==== Information ====
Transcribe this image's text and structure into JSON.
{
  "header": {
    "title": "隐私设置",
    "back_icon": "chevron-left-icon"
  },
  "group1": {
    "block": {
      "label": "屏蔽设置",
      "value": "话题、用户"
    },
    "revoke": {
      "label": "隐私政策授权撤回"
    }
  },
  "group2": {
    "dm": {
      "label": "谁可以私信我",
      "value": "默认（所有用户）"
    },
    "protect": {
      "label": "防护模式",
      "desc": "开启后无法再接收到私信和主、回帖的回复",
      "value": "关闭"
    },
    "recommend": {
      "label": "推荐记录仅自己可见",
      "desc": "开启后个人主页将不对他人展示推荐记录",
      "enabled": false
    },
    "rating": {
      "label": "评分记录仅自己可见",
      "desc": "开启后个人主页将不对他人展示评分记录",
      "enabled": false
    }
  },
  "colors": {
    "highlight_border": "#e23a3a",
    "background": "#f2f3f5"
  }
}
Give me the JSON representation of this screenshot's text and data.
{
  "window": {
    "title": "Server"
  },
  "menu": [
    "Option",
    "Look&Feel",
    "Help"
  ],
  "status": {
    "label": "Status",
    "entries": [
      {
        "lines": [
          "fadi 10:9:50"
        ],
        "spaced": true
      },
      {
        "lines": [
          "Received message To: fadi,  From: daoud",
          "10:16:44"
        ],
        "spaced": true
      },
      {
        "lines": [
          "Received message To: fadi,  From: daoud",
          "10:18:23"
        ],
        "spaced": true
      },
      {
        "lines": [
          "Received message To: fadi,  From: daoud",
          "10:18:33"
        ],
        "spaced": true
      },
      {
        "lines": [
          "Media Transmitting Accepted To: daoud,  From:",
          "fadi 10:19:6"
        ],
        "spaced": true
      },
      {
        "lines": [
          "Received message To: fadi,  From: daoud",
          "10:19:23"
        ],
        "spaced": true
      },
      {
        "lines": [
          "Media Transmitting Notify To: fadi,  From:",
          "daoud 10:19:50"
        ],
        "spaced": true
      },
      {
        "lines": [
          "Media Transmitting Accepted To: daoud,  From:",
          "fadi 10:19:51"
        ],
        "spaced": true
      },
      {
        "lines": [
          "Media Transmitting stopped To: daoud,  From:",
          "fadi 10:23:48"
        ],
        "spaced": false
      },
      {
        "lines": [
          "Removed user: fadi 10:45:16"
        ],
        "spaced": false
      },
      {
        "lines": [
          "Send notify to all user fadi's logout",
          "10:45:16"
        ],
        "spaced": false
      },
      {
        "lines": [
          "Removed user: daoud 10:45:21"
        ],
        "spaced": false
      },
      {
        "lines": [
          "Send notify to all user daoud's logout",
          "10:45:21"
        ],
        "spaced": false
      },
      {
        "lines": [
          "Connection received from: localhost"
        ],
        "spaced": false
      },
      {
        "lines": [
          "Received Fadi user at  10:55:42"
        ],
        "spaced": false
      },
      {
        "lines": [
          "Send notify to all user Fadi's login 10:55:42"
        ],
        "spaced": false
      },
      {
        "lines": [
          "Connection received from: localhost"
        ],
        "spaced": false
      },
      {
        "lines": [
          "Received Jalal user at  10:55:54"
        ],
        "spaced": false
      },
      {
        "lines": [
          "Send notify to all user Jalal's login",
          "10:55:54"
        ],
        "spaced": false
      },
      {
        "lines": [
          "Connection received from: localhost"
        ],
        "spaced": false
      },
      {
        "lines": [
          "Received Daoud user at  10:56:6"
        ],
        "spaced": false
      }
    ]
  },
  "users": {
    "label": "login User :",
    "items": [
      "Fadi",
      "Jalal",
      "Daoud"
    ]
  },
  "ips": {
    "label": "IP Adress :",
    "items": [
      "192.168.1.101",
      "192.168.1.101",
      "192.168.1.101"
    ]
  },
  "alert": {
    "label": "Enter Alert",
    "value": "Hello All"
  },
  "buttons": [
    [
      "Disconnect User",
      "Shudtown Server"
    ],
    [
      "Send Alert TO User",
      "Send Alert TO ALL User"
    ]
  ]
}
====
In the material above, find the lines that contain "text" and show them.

▶ _Solution to the problem_
Transcribe this image's text and structure into JSON.
Give me the JSON representation of this screenshot's text and data.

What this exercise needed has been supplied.